Record extracts section start

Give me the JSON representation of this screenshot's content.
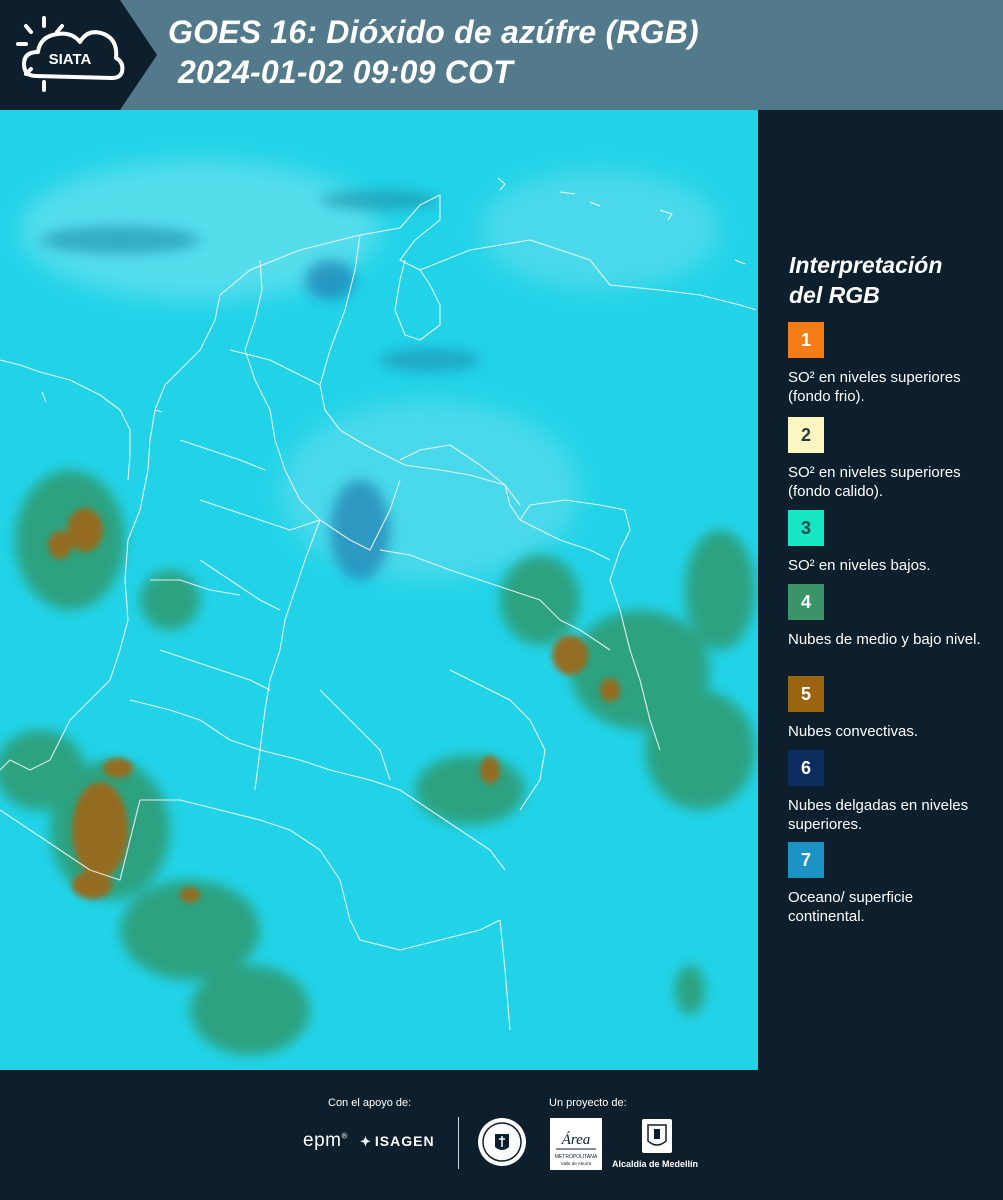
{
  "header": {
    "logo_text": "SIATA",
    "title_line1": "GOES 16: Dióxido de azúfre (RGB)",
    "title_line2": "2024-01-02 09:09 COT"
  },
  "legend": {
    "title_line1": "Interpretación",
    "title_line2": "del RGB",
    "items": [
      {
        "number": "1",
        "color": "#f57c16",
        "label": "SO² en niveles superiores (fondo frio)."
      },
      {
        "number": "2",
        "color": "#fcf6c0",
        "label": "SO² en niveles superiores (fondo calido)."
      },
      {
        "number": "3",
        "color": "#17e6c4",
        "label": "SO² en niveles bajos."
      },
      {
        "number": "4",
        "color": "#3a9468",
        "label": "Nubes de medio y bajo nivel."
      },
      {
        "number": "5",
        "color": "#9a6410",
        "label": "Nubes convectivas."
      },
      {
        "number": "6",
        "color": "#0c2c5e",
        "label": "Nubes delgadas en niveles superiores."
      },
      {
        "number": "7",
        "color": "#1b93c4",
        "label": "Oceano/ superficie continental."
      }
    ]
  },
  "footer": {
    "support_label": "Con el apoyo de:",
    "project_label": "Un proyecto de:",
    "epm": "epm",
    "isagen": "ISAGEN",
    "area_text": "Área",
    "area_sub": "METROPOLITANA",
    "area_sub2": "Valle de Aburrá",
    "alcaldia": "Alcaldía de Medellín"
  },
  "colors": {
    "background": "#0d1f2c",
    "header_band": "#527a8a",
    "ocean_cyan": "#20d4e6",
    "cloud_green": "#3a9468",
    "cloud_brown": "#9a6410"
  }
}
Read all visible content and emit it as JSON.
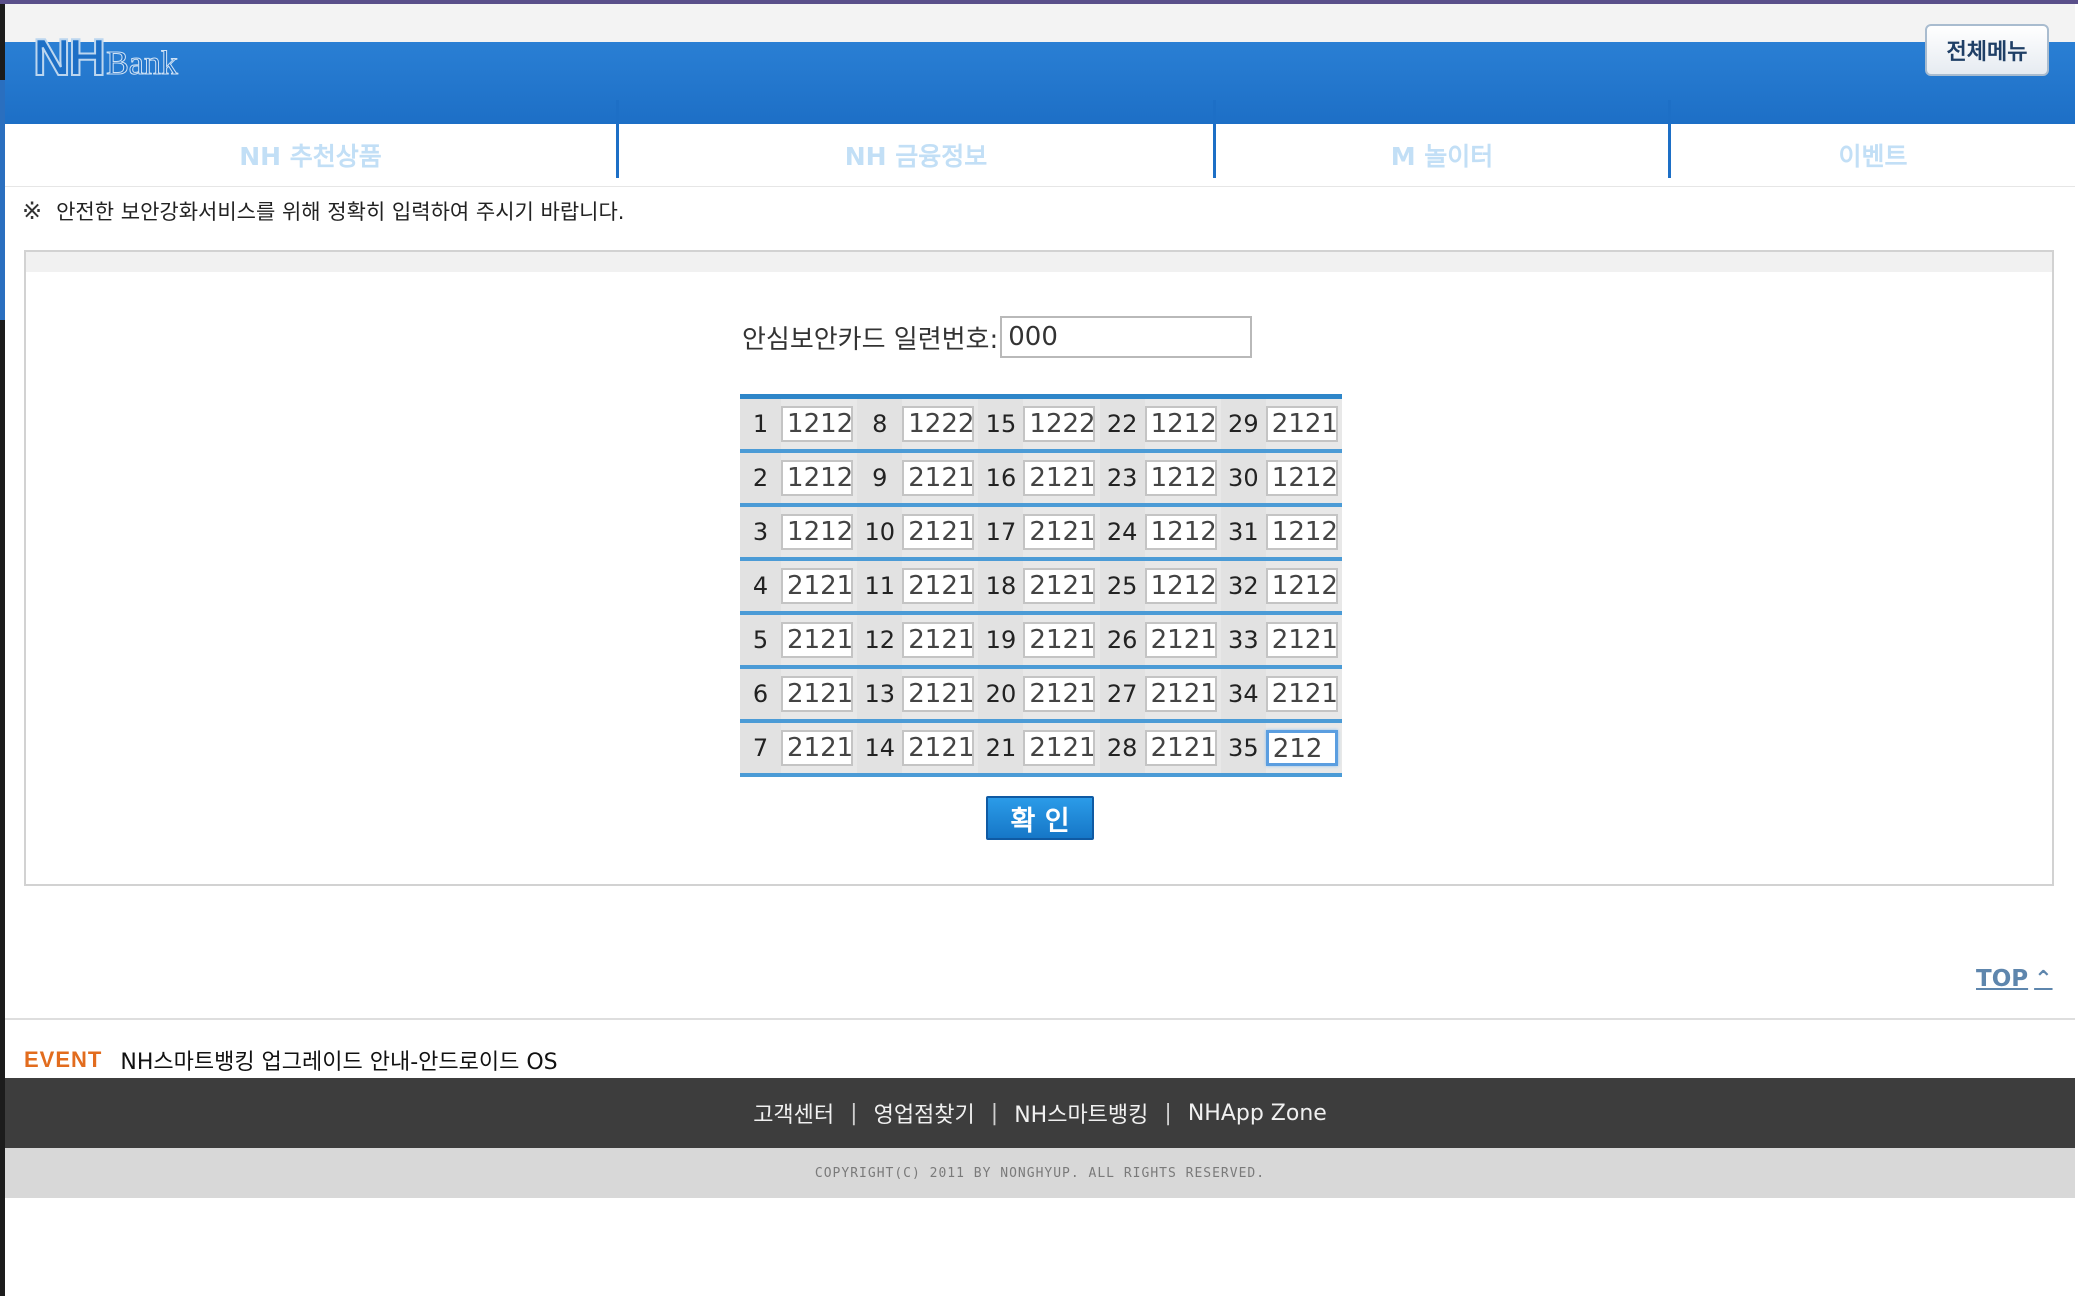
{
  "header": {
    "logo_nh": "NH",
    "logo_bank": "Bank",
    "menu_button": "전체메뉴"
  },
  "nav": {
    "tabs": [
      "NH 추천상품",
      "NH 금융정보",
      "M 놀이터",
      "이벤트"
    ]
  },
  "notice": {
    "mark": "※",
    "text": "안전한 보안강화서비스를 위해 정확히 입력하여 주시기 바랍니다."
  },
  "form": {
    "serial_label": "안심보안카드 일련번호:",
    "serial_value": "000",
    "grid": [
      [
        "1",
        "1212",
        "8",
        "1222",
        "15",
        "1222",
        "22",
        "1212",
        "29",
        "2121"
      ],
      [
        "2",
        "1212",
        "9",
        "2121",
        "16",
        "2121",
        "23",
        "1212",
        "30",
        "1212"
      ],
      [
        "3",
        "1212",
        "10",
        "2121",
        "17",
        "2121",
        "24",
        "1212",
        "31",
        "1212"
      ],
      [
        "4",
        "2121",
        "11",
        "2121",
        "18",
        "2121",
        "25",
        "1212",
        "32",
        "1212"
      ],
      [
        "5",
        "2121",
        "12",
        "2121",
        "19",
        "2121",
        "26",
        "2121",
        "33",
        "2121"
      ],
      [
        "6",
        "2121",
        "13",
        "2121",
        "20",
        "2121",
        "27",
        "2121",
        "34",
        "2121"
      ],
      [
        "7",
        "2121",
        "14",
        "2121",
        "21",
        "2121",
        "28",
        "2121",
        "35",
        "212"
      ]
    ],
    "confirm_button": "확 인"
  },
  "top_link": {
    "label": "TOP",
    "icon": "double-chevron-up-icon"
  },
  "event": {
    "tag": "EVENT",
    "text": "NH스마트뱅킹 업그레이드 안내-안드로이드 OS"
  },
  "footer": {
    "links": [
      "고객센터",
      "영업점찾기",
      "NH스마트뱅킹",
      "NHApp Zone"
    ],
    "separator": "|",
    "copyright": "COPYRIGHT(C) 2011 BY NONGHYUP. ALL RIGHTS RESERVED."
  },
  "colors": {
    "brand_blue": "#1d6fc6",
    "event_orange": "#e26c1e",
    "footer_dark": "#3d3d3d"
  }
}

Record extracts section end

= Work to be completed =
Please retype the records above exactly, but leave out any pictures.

= Exercise solution =
Give me the JSON representation of this screenshot's content.
{
  "header": {
    "logo_text": "SIATA",
    "title_line1": "GOES 16: Dióxido de azúfre (RGB)",
    "title_line2": "2024-01-02 09:09 COT"
  },
  "legend": {
    "title_line1": "Interpretación",
    "title_line2": "del RGB",
    "items": [
      {
        "number": "1",
        "color": "#f57c16",
        "label": "SO² en niveles superiores (fondo frio)."
      },
      {
        "number": "2",
        "color": "#fcf6c0",
        "label": "SO² en niveles superiores (fondo calido)."
      },
      {
        "number": "3",
        "color": "#17e6c4",
        "label": "SO² en niveles bajos."
      },
      {
        "number": "4",
        "color": "#3a9468",
        "label": "Nubes de medio y bajo nivel."
      },
      {
        "number": "5",
        "color": "#9a6410",
        "label": "Nubes convectivas."
      },
      {
        "number": "6",
        "color": "#0c2c5e",
        "label": "Nubes delgadas en niveles superiores."
      },
      {
        "number": "7",
        "color": "#1b93c4",
        "label": "Oceano/ superficie continental."
      }
    ]
  },
  "footer": {
    "support_label": "Con el apoyo de:",
    "project_label": "Un proyecto de:",
    "epm": "epm",
    "isagen": "ISAGEN",
    "area_text": "Área",
    "area_sub": "METROPOLITANA",
    "area_sub2": "Valle de Aburrá",
    "alcaldia": "Alcaldía de Medellín"
  },
  "colors": {
    "background": "#0d1f2c",
    "header_band": "#527a8a",
    "ocean_cyan": "#20d4e6",
    "cloud_green": "#3a9468",
    "cloud_brown": "#9a6410"
  }
}
Read all visible content and emit it as JSON.
{
  "header": {
    "logo_nh": "NH",
    "logo_bank": "Bank",
    "menu_button": "전체메뉴"
  },
  "nav": {
    "tabs": [
      "NH 추천상품",
      "NH 금융정보",
      "M 놀이터",
      "이벤트"
    ]
  },
  "notice": {
    "mark": "※",
    "text": "안전한 보안강화서비스를 위해 정확히 입력하여 주시기 바랍니다."
  },
  "form": {
    "serial_label": "안심보안카드 일련번호:",
    "serial_value": "000",
    "grid": [
      [
        "1",
        "1212",
        "8",
        "1222",
        "15",
        "1222",
        "22",
        "1212",
        "29",
        "2121"
      ],
      [
        "2",
        "1212",
        "9",
        "2121",
        "16",
        "2121",
        "23",
        "1212",
        "30",
        "1212"
      ],
      [
        "3",
        "1212",
        "10",
        "2121",
        "17",
        "2121",
        "24",
        "1212",
        "31",
        "1212"
      ],
      [
        "4",
        "2121",
        "11",
        "2121",
        "18",
        "2121",
        "25",
        "1212",
        "32",
        "1212"
      ],
      [
        "5",
        "2121",
        "12",
        "2121",
        "19",
        "2121",
        "26",
        "2121",
        "33",
        "2121"
      ],
      [
        "6",
        "2121",
        "13",
        "2121",
        "20",
        "2121",
        "27",
        "2121",
        "34",
        "2121"
      ],
      [
        "7",
        "2121",
        "14",
        "2121",
        "21",
        "2121",
        "28",
        "2121",
        "35",
        "212"
      ]
    ],
    "confirm_button": "확 인"
  },
  "top_link": {
    "label": "TOP",
    "icon": "double-chevron-up-icon"
  },
  "event": {
    "tag": "EVENT",
    "text": "NH스마트뱅킹 업그레이드 안내-안드로이드 OS"
  },
  "footer": {
    "links": [
      "고객센터",
      "영업점찾기",
      "NH스마트뱅킹",
      "NHApp Zone"
    ],
    "separator": "|",
    "copyright": "COPYRIGHT(C) 2011 BY NONGHYUP. ALL RIGHTS RESERVED."
  },
  "colors": {
    "brand_blue": "#1d6fc6",
    "event_orange": "#e26c1e",
    "footer_dark": "#3d3d3d"
  }
}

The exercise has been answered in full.